**WORK REQUIRED**
Which of the lines below include the word "image"? Pull each one out.

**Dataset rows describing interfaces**
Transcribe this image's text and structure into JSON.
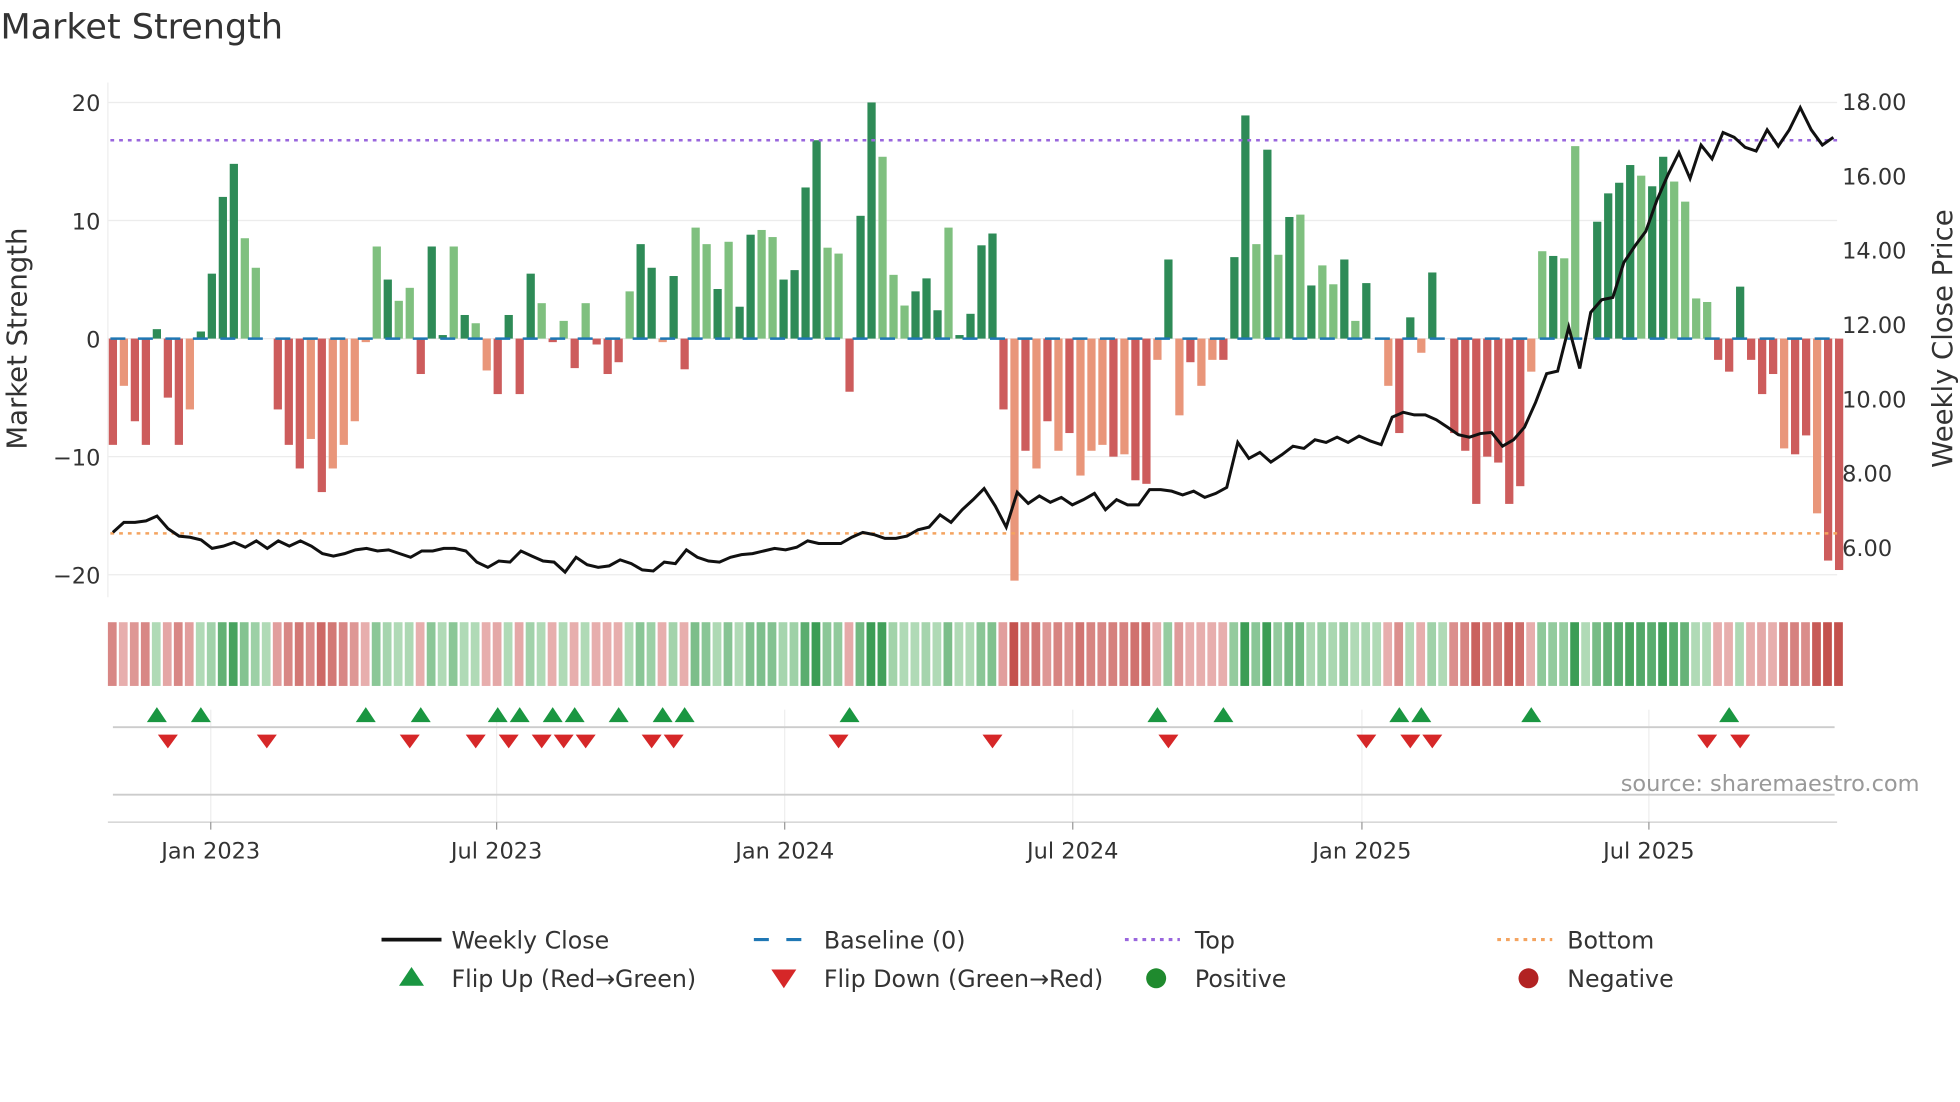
{
  "chart_data": {
    "type": "bar",
    "title": "Market Strength",
    "ylabel": "Market Strength",
    "y2label": "Weekly Close Price",
    "ylim": [
      -22,
      22
    ],
    "y2lim": [
      5.0,
      18.3
    ],
    "yticks": [
      "20",
      "10",
      "0",
      "−10",
      "−20"
    ],
    "ytick_values": [
      20,
      10,
      0,
      -10,
      -20
    ],
    "y2ticks": [
      "18.00",
      "16.00",
      "14.00",
      "12.00",
      "10.00",
      "8.00",
      "6.00"
    ],
    "y2tick_values": [
      18,
      16,
      14,
      12,
      10,
      8,
      6
    ],
    "x_ticks": [
      {
        "label": "Jan 2023",
        "week": 8.9
      },
      {
        "label": "Jul 2023",
        "week": 34.9
      },
      {
        "label": "Jan 2024",
        "week": 61.1
      },
      {
        "label": "Jul 2024",
        "week": 87.3
      },
      {
        "label": "Jan 2025",
        "week": 113.6
      },
      {
        "label": "Jul 2025",
        "week": 139.7
      }
    ],
    "top_level": 16.8,
    "bottom_level": -16.5,
    "baseline": 0,
    "strength": [
      -9,
      -4,
      -7,
      -9,
      0.8,
      -5,
      -9,
      -6,
      0.6,
      5.5,
      12,
      14.8,
      8.5,
      6,
      0,
      -6,
      -9,
      -11,
      -8.5,
      -13,
      -11,
      -9,
      -7,
      -0.3,
      7.8,
      5,
      3.2,
      4.3,
      -3,
      7.8,
      0.3,
      7.8,
      2,
      1.3,
      -2.7,
      -4.7,
      2,
      -4.7,
      5.5,
      3,
      -0.3,
      1.5,
      -2.5,
      3,
      -0.5,
      -3,
      -2,
      4,
      8,
      6,
      -0.3,
      5.3,
      -2.6,
      9.4,
      8,
      4.2,
      8.2,
      2.7,
      8.8,
      9.2,
      8.6,
      5,
      5.8,
      12.8,
      16.8,
      7.7,
      7.2,
      -4.5,
      10.4,
      20,
      15.4,
      5.4,
      2.8,
      4,
      5.1,
      2.4,
      9.4,
      0.3,
      2.1,
      7.9,
      8.9,
      -6,
      -20.5,
      -9.5,
      -11,
      -7,
      -9.5,
      -8,
      -11.6,
      -9.5,
      -9,
      -10,
      -9.8,
      -12,
      -12.3,
      -1.8,
      6.7,
      -6.5,
      -2,
      -4,
      -1.8,
      -1.8,
      6.9,
      18.9,
      8,
      16,
      7.1,
      10.3,
      10.5,
      4.5,
      6.2,
      4.6,
      6.7,
      1.5,
      4.7,
      0,
      -4,
      -8,
      1.8,
      -1.2,
      5.6,
      0,
      -8,
      -9.5,
      -14,
      -10,
      -10.5,
      -14,
      -12.5,
      -2.8,
      7.4,
      7,
      6.8,
      16.3,
      0,
      9.9,
      12.3,
      13.2,
      14.7,
      13.8,
      12.9,
      15.4,
      13.3,
      11.6,
      3.4,
      3.1,
      -1.8,
      -2.8,
      4.4,
      -1.8,
      -4.7,
      -3,
      -9.3,
      -9.8,
      -8.2,
      -14.8,
      -18.8,
      -19.6
    ],
    "tone": "dldddddlddddllddddldllllldlldddldllddddldldldddlddlddlldlddllddddlldddllldddldddddldldldllldlddldldlldddldldldlldlddlddldldddddddlldlldddddlddllllddddddlddlddd",
    "weekly_close": [
      6.4,
      6.67,
      6.67,
      6.71,
      6.84,
      6.5,
      6.3,
      6.27,
      6.2,
      5.97,
      6.03,
      6.13,
      6.0,
      6.17,
      5.97,
      6.17,
      6.03,
      6.17,
      6.03,
      5.83,
      5.76,
      5.83,
      5.93,
      5.97,
      5.9,
      5.93,
      5.83,
      5.73,
      5.9,
      5.9,
      5.97,
      5.97,
      5.9,
      5.6,
      5.46,
      5.63,
      5.6,
      5.9,
      5.76,
      5.63,
      5.6,
      5.33,
      5.73,
      5.53,
      5.46,
      5.5,
      5.66,
      5.56,
      5.39,
      5.36,
      5.6,
      5.56,
      5.93,
      5.73,
      5.63,
      5.6,
      5.73,
      5.8,
      5.83,
      5.9,
      5.97,
      5.93,
      6.0,
      6.17,
      6.1,
      6.1,
      6.1,
      6.27,
      6.4,
      6.34,
      6.24,
      6.24,
      6.3,
      6.47,
      6.54,
      6.87,
      6.67,
      7.01,
      7.28,
      7.58,
      7.11,
      6.54,
      7.48,
      7.18,
      7.38,
      7.21,
      7.34,
      7.14,
      7.28,
      7.45,
      7.01,
      7.28,
      7.14,
      7.14,
      7.55,
      7.55,
      7.51,
      7.41,
      7.51,
      7.34,
      7.45,
      7.61,
      8.82,
      8.39,
      8.55,
      8.29,
      8.49,
      8.72,
      8.66,
      8.89,
      8.82,
      8.96,
      8.82,
      8.99,
      8.86,
      8.76,
      9.5,
      9.63,
      9.56,
      9.56,
      9.43,
      9.23,
      9.03,
      8.96,
      9.06,
      9.09,
      8.72,
      8.89,
      9.23,
      9.9,
      10.67,
      10.74,
      11.92,
      10.81,
      12.32,
      12.66,
      12.72,
      13.66,
      14.1,
      14.5,
      15.34,
      16.02,
      16.62,
      15.92,
      16.82,
      16.45,
      17.16,
      17.03,
      16.76,
      16.66,
      17.23,
      16.79,
      17.23,
      17.83,
      17.23,
      16.82,
      17.03
    ],
    "flip_up_weeks": [
      4,
      8,
      23,
      28,
      35,
      37,
      40,
      42,
      46,
      50,
      52,
      67,
      95,
      101,
      117,
      119,
      129,
      147
    ],
    "flip_down_weeks": [
      5,
      14,
      27,
      33,
      36,
      39,
      41,
      43,
      49,
      51,
      66,
      80,
      96,
      114,
      118,
      120,
      145,
      148
    ],
    "legend": [
      {
        "label": "Weekly Close",
        "kind": "line",
        "color": "#111111"
      },
      {
        "label": "Baseline (0)",
        "kind": "dash",
        "color": "#1f77b4"
      },
      {
        "label": "Top",
        "kind": "dot",
        "color": "#9966dd"
      },
      {
        "label": "Bottom",
        "kind": "dot",
        "color": "#f4a460"
      },
      {
        "label": "Flip Up (Red→Green)",
        "kind": "up",
        "color": "#1a9641"
      },
      {
        "label": "Flip Down (Green→Red)",
        "kind": "down",
        "color": "#d62728"
      },
      {
        "label": "Positive",
        "kind": "circle",
        "color": "#1f8a2e"
      },
      {
        "label": "Negative",
        "kind": "circle",
        "color": "#b22222"
      }
    ],
    "colors": {
      "pos_dark": "#2e8b57",
      "pos_light": "#7fc07f",
      "neg_dark": "#cd5c5c",
      "neg_light": "#e9967a",
      "top": "#9966dd",
      "bottom": "#f4a460",
      "baseline": "#1f77b4"
    },
    "source": "source: sharemaestro.com"
  }
}
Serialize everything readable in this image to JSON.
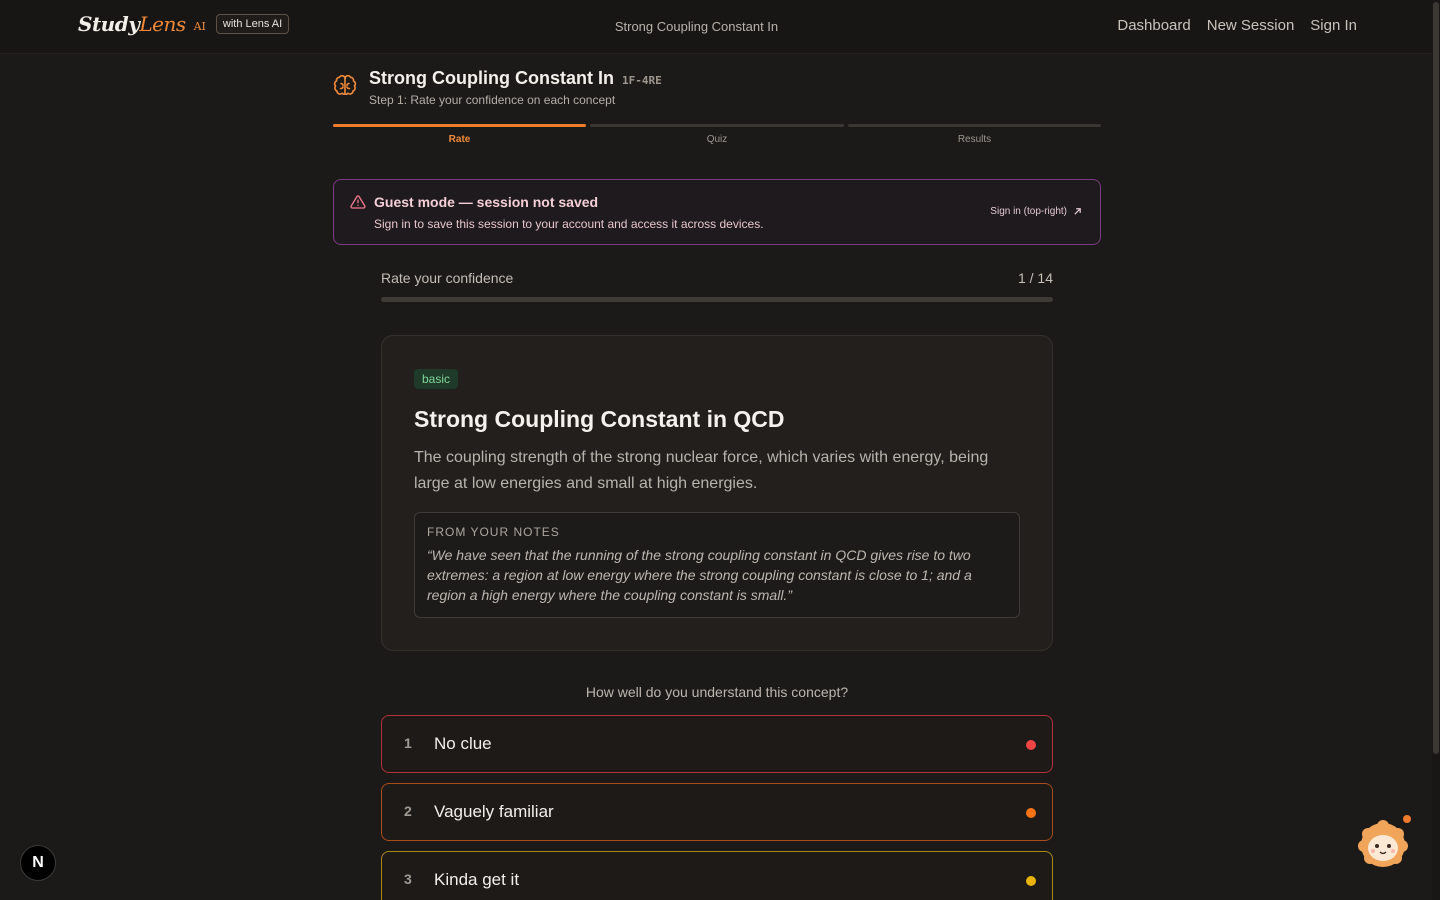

**TASK ANSWER**
Transcribe this image's text and structure into JSON.
Serialize everything readable in this image to JSON.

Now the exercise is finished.